- The polls show it a dead-even race. No, Romney has not put away any of the swing states beyond North Carolina--but Florida is getting close. If he gets another one or two in the next 13 days? He's probably at or above 50% to win. If not ... then still the underdog.
- There's reports that someone responsible for the Libya attack has been caught. A major breakthrough on that front could be good for Obama--but to really exploit it he needs to bomb something. We'll see.
- Team Obama has released a full color printed book that covers his plans for his second administration. Apparently it's pretty. The multi-million unit printing is almost unheard of. You can get them if you live in a swing state. Which I do. Maybe I'll pick one up just to see. I bet he's going to kill Bin Laden again. Or maybe Abu Nazir. That'd be good.
Let's Talk About The Electoral College
I know there is at least one reader of this blog who didn't understand how the EC worked until I explained it. So let's do the short form:
- Every state has a certain number of Electoral Votes (EV) based on its population adjusted by census. It all adds up to 538. A winning number is 270 (or 269 for the Presidency if your party controls the House which gets to decide in the case of a tie).
- To win a state's EV you need 50+% of the popular vote. It's winner take all. So if you win 51% of Florida you get a whopping 29 EV. If you win 99% of Florida? The same 29 EV.
- This means that some states with relatively little population get a disproportionate share of the vote because of the way EV are assigned--however it also means that "Deep Red/Blue" states are taken for granted because, well, if you are already getting the 55 EV California grand prize, why spend any time there?
- As demographics shift states become more red or more blue over time. A swing state can be called "purple."
- It is possible (and has happened--in modern times) to lose the popular vote but win the Electoral College. This is because millions of people in big states may vote for you (boosting your popular vote count)--but if you don't win enough states ... you lose anyway.
So, Should We Get Rid Of It?
No. Although I definitely see some problems with the Electoral College (and I have left out Faithless Electors as a problem up above) I believe that, on the balance, it should remain. Why? Because needing to win across the nation (width) is as important as needing to win large population clusters (depth). I think the Electoral College is a strength in this regard that, while it does drive some unwanted behavior (the assault of negative ads on Ohio, for instance) it also ensures that whoever is playing in politics has to, to a degree, deal with the other side.
This might not be the case if someone just got a massive population in, say, California--and then gave them all the juice. It makes it more costly to "buy votes."
Here are some reasons I think are NOT especially good ones:
- States Rights. I'm not a big fan of protecting the "character" of individual states. There are certainly differences between, say Texas and New York and, yes, we do get an advantage from that--but I do not think that the (original) requirement that each state be its own semi-sovereign little nation is something we should idolize in this day and age. A lot of what people want to do with States-Rights is, to my mind, fairly unpleasant stuff. It's not big on my agenda (see the origins of the Senate).

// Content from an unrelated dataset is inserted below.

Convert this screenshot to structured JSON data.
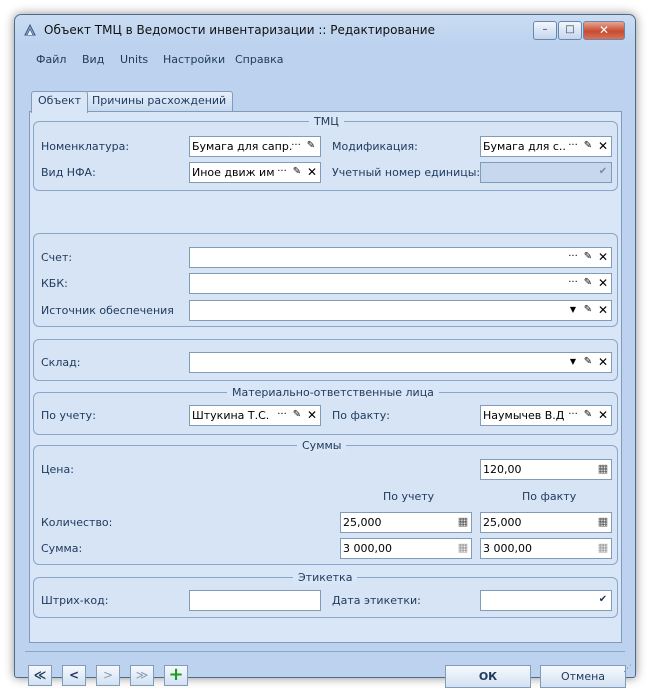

- It's In The Constitution. This is why we will keep it. A constitutional convention to get rid of the EC would be a scary, scary thing. Opening up the patient and being able to re-write the internal organs is nothing I'd want to see done. That said, by itself, that isn't a reason not to do it. The Constitution is first and foremost a brilliant compromise. The founders were extremely bright--but the forces that shaped the fledgling America were not "Let's make the best country on earth" but rather "How can we get all these different agendas to hang together!?" The EC is one of those compromises--rules for counting slaves as votes was another. They're not all good. The EC isn't a bad one--but it also isn't holy-writ just for being part of the American foundation.
And Then: Commoners

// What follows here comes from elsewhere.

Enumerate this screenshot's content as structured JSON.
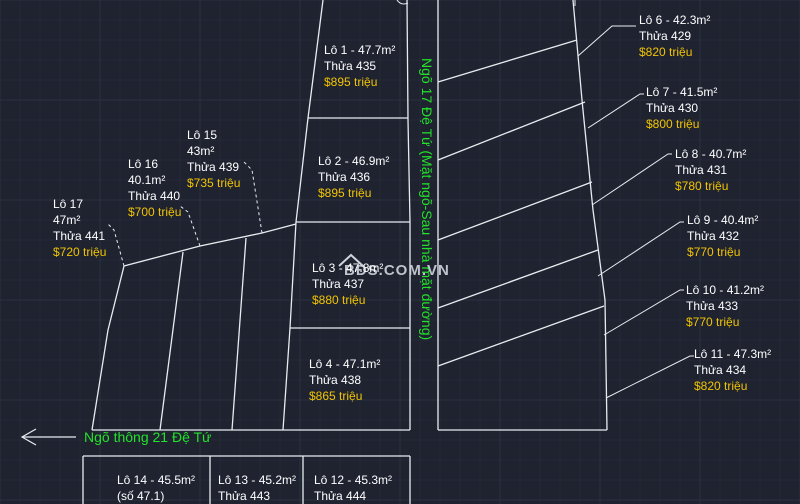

There was allegedly some concern that common people couldn't be trusted to vote for President in any meaningful way. The EC could theoretically stop people like Warren G. Harding from becoming president but, hey, they didn't. It's also possible that if the Electoral College voters decided to, they could, like, decide that Alan Greenspan should be president ... or Wolf Blitzer. That's a problem--but fortunately a rare one.
I think this line of reasoning is fairly obnoxious in that (a) we've never had an EC upset so bad that, like, someone not even running has been made President--and we don't seem likely to and (b) deciding that the populace of the US can't be trusted to vote seems awfully elitist.

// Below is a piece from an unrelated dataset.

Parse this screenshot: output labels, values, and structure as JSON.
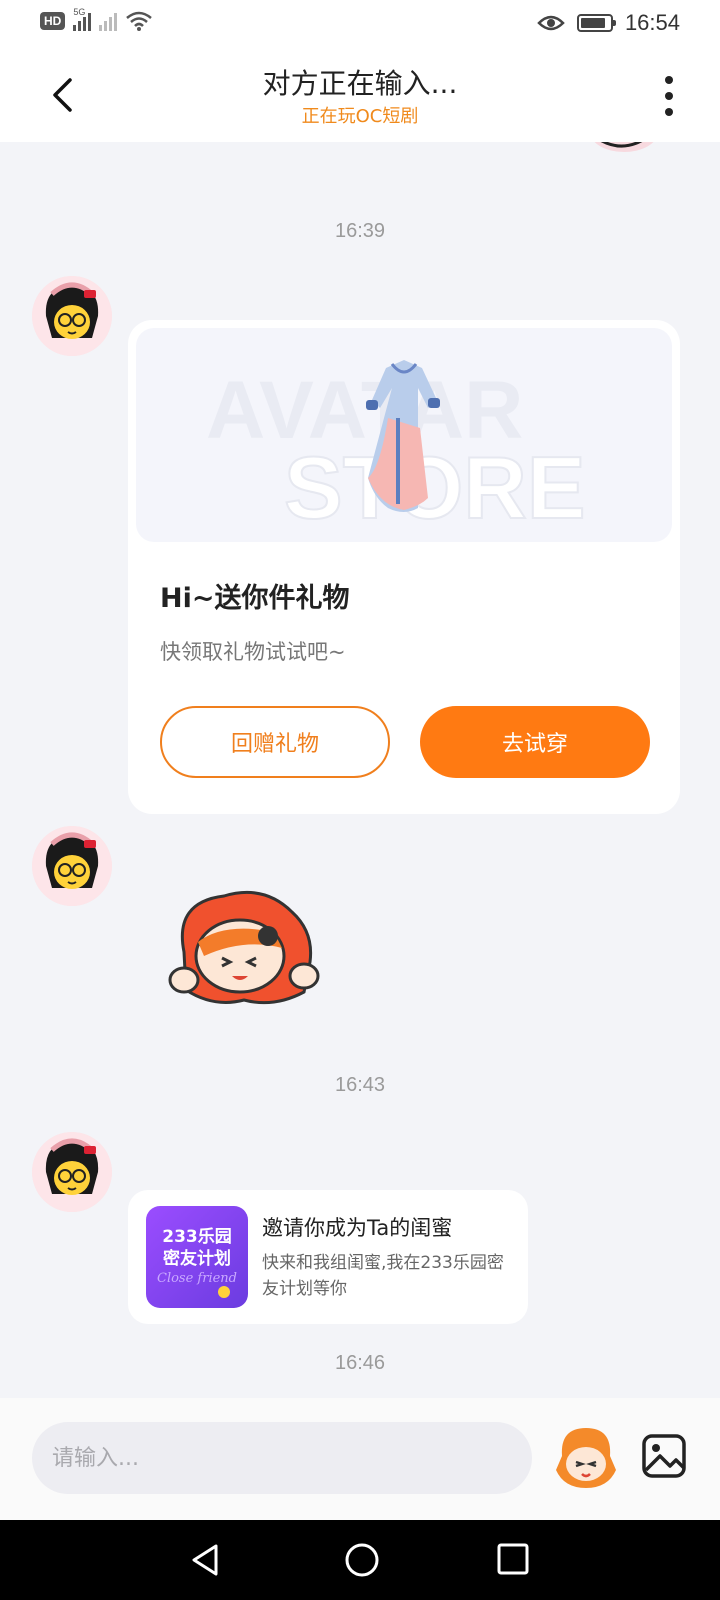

That said--and I am not exactly serious about this--but it is a concern--when people are able to vote through their smart phones the electorate is going to look very, very different. When they can vote through telephones or TVs ... even more so. The combination of ease of voting with almost-complete coverage will make it possible for things like popular movements to include people who were never included before. This could make us wish there were certain restrictions in place the founding fathers never dreamed of!